— What this task involves —
State the number of lines with "will" in the listing, leaving out everything else.
━━ Provided material
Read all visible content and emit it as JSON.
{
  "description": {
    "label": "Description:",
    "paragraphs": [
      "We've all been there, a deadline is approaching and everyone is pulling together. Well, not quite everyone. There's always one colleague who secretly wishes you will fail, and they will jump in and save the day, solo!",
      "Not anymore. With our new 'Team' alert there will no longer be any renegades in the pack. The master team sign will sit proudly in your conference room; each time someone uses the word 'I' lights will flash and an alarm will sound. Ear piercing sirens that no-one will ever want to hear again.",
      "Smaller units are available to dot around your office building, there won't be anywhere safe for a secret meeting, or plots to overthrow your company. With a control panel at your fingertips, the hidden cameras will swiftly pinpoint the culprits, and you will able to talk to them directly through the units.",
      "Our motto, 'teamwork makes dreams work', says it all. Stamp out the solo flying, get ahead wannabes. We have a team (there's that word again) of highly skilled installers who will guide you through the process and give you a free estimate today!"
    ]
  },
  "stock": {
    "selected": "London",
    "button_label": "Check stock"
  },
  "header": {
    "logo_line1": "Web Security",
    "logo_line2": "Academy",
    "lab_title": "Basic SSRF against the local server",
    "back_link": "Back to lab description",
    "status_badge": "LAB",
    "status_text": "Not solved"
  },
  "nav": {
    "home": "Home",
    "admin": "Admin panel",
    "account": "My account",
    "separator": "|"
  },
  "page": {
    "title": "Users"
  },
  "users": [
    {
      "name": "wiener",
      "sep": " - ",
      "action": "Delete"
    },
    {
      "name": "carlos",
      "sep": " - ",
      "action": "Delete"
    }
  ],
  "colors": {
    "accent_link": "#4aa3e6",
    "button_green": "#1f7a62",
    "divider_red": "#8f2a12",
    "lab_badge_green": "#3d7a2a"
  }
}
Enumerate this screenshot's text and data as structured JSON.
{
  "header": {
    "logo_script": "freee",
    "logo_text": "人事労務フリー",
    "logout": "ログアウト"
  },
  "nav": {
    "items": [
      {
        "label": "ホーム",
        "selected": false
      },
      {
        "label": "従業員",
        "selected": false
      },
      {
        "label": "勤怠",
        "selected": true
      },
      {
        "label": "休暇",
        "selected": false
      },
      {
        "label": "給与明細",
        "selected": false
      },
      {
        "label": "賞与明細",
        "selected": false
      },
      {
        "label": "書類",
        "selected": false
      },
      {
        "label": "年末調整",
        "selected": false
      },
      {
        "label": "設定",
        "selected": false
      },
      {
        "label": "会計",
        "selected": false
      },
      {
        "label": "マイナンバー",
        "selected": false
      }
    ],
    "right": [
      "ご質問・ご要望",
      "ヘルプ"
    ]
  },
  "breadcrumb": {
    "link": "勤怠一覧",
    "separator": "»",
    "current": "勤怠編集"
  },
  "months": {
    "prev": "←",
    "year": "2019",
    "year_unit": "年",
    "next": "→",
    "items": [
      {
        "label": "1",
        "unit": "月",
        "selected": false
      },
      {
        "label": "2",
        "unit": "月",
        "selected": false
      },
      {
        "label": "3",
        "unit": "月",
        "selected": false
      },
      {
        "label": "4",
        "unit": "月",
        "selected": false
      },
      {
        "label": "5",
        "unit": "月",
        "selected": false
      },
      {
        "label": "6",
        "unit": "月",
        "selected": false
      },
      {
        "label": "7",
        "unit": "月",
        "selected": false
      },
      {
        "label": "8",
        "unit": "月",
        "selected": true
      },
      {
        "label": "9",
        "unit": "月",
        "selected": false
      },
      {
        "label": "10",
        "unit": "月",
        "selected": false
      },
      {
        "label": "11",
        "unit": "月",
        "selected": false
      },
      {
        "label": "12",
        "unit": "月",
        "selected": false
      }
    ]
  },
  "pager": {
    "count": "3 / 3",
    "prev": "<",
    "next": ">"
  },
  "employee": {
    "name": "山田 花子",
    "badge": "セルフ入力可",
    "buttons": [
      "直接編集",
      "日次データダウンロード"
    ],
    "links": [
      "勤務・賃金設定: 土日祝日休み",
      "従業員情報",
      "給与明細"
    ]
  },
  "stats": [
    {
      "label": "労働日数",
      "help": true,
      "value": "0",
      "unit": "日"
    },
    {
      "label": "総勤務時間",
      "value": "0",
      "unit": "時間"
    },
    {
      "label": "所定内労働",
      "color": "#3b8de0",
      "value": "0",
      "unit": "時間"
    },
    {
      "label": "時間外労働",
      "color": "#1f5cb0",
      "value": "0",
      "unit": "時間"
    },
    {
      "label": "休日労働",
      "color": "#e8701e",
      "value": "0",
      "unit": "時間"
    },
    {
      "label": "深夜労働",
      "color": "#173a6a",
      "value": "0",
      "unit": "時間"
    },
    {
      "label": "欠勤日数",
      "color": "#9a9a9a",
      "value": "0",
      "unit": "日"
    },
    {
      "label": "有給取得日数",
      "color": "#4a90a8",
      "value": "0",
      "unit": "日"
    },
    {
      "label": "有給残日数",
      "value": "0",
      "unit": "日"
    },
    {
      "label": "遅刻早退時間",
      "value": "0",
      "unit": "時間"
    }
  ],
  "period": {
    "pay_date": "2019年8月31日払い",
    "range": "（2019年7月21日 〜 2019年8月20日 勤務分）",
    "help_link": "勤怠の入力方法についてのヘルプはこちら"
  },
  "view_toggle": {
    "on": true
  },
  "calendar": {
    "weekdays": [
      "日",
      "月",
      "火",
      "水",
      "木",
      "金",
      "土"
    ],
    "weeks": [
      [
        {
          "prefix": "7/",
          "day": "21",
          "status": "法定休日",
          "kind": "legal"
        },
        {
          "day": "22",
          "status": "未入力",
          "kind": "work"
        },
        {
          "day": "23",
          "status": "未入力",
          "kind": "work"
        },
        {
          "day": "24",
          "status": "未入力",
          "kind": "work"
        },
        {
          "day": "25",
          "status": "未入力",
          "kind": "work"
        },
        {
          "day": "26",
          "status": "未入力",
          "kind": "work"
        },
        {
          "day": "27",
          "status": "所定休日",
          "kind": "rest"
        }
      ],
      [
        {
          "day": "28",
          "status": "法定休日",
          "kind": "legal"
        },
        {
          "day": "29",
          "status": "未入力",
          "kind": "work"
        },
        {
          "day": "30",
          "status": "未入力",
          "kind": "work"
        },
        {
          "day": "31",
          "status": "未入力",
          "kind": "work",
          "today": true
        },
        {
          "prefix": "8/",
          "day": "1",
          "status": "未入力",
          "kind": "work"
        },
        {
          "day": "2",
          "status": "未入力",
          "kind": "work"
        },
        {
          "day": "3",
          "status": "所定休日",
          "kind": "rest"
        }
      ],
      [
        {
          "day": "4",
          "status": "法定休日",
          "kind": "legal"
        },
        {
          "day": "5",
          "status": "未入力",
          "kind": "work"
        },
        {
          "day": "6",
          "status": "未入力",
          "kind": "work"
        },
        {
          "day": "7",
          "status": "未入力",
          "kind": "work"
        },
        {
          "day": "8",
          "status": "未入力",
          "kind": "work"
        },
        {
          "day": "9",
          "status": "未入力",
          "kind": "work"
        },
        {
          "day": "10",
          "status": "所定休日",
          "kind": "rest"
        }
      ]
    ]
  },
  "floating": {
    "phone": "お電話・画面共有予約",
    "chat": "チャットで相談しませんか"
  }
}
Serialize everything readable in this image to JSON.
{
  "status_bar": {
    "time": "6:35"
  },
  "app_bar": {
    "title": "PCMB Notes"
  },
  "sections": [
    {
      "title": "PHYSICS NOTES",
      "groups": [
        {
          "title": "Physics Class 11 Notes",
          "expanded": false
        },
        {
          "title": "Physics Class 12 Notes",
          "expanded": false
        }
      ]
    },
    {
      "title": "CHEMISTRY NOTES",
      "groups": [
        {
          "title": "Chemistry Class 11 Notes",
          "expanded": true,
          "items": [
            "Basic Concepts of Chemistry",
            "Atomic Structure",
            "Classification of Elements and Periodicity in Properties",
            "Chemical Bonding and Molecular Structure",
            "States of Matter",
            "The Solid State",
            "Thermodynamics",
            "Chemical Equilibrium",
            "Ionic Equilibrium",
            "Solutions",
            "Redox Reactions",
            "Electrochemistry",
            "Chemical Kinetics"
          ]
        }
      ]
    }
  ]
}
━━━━
— Solution for this exercise —
4